Consumers and corporations should be able to go shopping for a wireless LAN in the fourth quarter of this year and buy equipment certified to meet the IEEE 802.11a standard for high-speed connectivity, officials of the Wireless Ethernet Compatibility Alliance (WECA) said here Tuesday at the Networld+Interop trade show.
Formal testing of products for certification with the 802.11a standard, which allows for a carrying capacity as high as 54M bps (bits per second) at distances of about 30 to 50 feet (9 to 15 meters), will begin in the third quarter, said Dennis Eaton, vice chair of WECA and chair of the group's technical committee, in an interview Tuesday. Products certified under the standard, also called Wi-Fi5, probably will begin shipping in the third or fourth quarter, he added.
The industry group also is studying another possible certification for products designed to support both 802.11a and the earlier 802.11b standard, also called WiFi, which offers 11M bps maximum carrying capacity. A WECA task group is working to determine market requirements for dual-band systems, with the goal of establishing those by June. Based on those requirements, the WECA technical committee will devise tests, Eaton said. The tests might address issues such as how a client device roams between the two types of networks and whether it should appear to a network access point as one or two devices, he said.

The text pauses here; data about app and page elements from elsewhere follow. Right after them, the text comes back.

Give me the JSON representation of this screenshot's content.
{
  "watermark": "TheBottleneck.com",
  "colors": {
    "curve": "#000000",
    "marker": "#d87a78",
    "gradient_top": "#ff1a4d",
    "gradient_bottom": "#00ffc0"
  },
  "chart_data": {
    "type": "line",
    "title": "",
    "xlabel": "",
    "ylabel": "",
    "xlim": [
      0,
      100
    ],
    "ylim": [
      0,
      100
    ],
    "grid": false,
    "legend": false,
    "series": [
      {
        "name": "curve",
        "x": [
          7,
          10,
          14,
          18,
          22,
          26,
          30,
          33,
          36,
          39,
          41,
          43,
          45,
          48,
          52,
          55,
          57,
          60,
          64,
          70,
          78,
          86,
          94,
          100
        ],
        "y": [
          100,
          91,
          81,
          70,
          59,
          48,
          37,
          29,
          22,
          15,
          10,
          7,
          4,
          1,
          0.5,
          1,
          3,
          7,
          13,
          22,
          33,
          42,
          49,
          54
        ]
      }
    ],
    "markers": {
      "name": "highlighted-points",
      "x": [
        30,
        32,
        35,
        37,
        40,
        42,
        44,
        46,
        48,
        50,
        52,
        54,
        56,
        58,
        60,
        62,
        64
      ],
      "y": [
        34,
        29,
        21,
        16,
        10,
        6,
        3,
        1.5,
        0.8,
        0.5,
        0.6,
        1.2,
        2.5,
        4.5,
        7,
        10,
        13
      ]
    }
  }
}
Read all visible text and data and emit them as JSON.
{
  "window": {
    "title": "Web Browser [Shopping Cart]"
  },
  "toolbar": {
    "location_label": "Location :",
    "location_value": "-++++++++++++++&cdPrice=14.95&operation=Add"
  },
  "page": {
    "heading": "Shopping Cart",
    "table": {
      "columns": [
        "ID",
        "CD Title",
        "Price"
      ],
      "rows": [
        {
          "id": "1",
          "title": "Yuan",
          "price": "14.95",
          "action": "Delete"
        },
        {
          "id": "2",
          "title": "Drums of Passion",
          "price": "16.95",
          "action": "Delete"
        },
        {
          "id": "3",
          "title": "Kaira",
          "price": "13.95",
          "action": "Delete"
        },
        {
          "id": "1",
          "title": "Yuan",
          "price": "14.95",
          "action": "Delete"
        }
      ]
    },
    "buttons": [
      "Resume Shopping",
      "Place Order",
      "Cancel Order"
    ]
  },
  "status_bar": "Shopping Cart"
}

Dual-band products represent the future of wireless LANs, according to WECA, because they offer backward compatibility with the large number of 802.11b networks and clients already in place.
WECA is operating a WiFi Pavilion on the show floor at N+I with 12 participating vendors, about half demonstrating products built for 802.11a, according to Eaton.

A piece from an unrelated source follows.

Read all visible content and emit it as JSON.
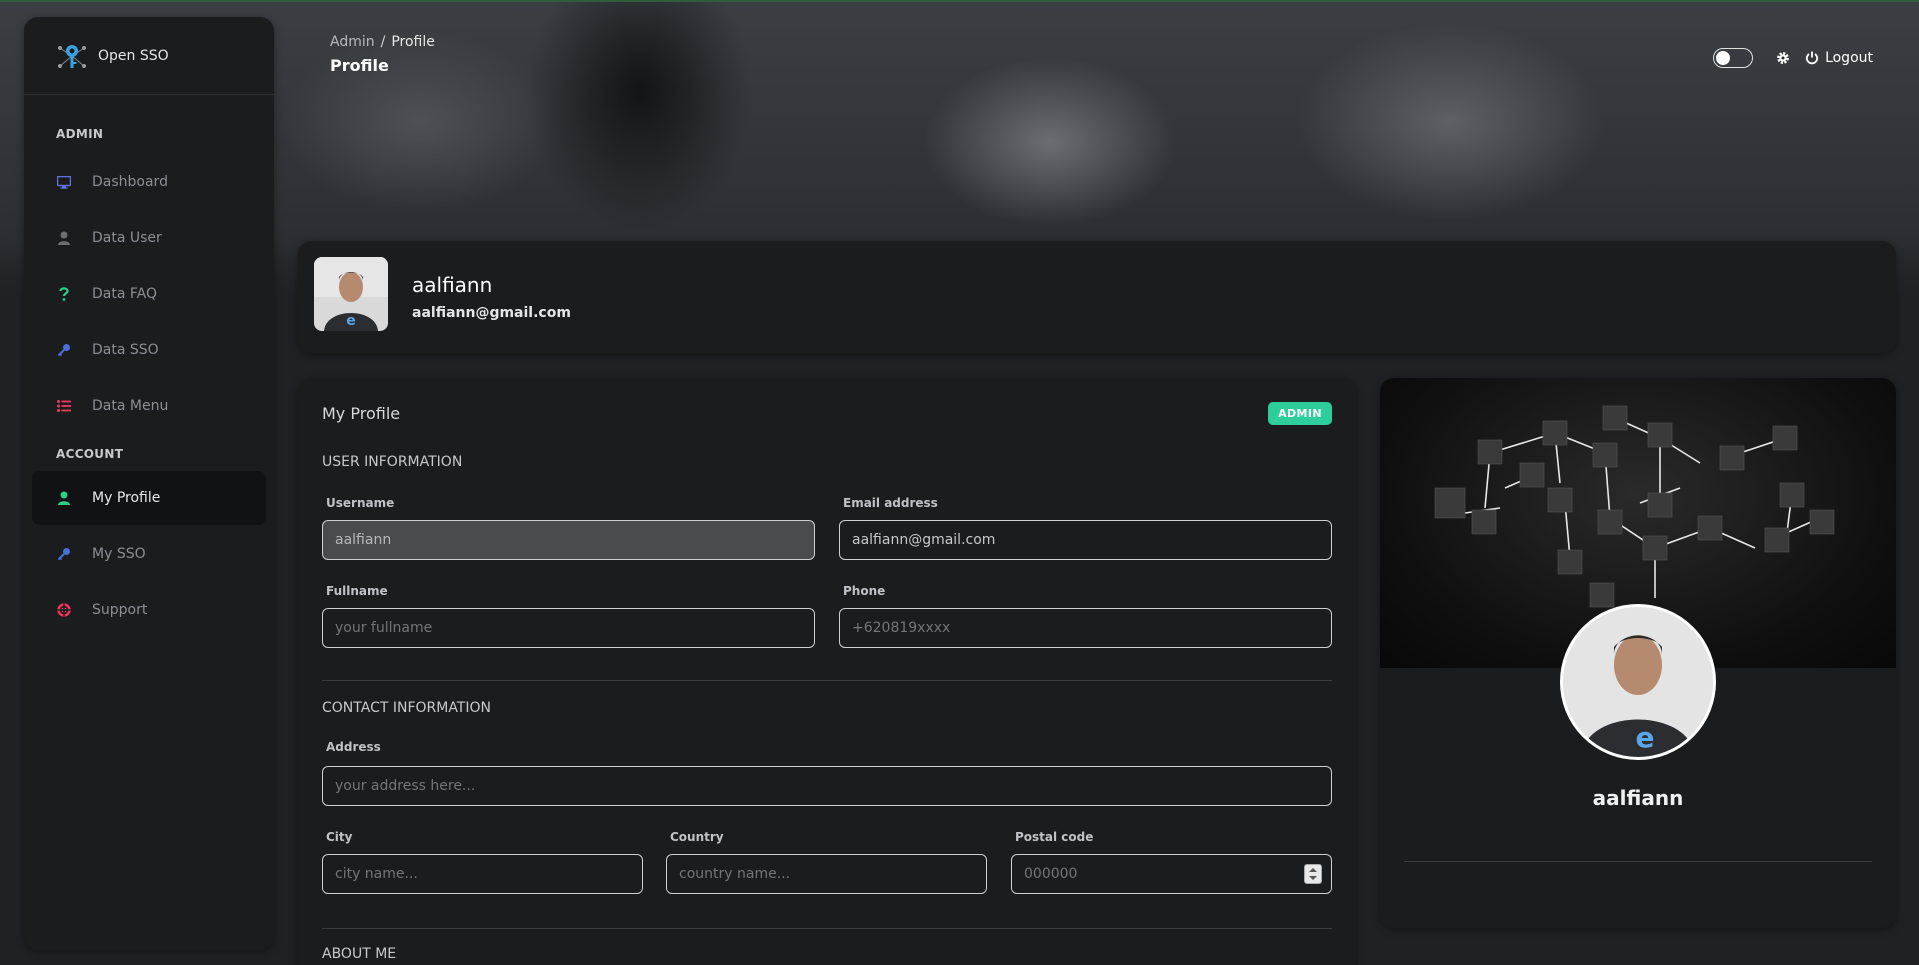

WECA has already certified about 320 products against the WiFi standard, Eaton said.
Networld+Interop continues through Friday.